The same guy who opened up Pyromania Tallow Works in Chico way back in the last millennium, the same guy who became the Executive Director of the Downtown Chico Business Association, the same guy who wrote a Northstate Voices column in this newspaper for a year, this same guy has crammed as many of his (more or less) true stories as possible into a volume with the unlikely title of "Miss Gladys and the Pit Bull Barracuda and Other Amazing True Stories of Human Adventure" ($14.95 in paperback from Flying Pig Press, www.flyingpigpress.net).
Kilbourne owes his inspiration to his jobs (Forest Service Lookout Tower Operator, Wrangler of Rattlesnakes, school psychologist); his "eccentric" father (Chamber of Commerce leader and pyramidologist); his saintly mother ("Gladys" of the title) and Great American brother (Dixon Roy Kilbourne); his daughter Savannah ("Miss Awesome Face," "the finest daughter in all the land"); and his love of brew--so much so that his "16-Step Method for Writing a Simple Story" mentions the Sierra Nevada Taproom ("The Church of the Holy Nectar") at least seven times.
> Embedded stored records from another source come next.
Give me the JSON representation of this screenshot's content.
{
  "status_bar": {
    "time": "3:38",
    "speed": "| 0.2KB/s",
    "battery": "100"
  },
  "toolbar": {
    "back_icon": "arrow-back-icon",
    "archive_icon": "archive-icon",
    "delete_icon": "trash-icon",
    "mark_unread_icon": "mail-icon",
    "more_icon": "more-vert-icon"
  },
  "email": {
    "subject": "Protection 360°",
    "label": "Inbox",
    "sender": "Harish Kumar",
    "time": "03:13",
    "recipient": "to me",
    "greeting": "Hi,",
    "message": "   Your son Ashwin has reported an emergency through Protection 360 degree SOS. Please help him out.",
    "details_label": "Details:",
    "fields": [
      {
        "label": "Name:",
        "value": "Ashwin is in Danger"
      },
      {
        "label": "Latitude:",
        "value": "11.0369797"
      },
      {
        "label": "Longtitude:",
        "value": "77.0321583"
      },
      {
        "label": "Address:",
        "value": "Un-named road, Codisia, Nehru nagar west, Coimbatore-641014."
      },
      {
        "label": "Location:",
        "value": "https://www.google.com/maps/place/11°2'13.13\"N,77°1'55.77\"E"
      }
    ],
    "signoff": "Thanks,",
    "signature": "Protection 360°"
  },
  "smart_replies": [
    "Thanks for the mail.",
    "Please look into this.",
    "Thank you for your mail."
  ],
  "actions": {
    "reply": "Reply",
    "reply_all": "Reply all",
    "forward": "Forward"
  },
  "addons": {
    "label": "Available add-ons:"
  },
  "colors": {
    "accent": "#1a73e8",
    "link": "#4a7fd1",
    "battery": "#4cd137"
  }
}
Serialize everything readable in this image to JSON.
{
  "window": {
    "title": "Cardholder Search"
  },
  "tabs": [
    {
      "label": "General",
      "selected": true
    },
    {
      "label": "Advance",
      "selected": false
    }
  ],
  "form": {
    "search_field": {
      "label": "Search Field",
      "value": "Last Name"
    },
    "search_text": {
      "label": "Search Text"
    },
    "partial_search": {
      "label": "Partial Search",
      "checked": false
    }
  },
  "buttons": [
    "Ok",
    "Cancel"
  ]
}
He's a proud graduate of Beer Camp #69. He writes his stuff near the pizza oven.
Kilbourne will be signing copies of his book Tuesday, August 14 at 7:00 p.m. at Lyon Books in Chico. Look for a forthcoming interview by Nancy Wiegman of Nancy's Bookshelf on KCHO (Northstate Public Radio, 91.1 FM); the archive is found at kchofm.podbean.com.
The author is enamored with contraptions, like "Uncle Bubba's Electronified Pork-Pulling Machine, a Modern Miracle!" or the "Porkgasmic Belly Rotator." (His fixation on pigs comes from his early "farmer boy" days. He referred to his pet pig, Barker, as "Little Mr. Pulled Pork Sandwich.") The book contains historical photographs to prove everything, though the story about the farmer's wife and her own appropriation of the "Hog Joy" unit is told with, shall we say, a sense of delicate restraint.
As a bonus, the reader is graced with the recipe for "Rice Orgy Parisienne." A guy gets hungry up there is the Timber Mountain lookout, and if you're spotting lightning strikes you don't have time to be picky: Three pounds of rice, melted cheddar, six cans of tuna covered with French dressing. Kilbourne does nothing by half measures in this laugh-out-loud collection.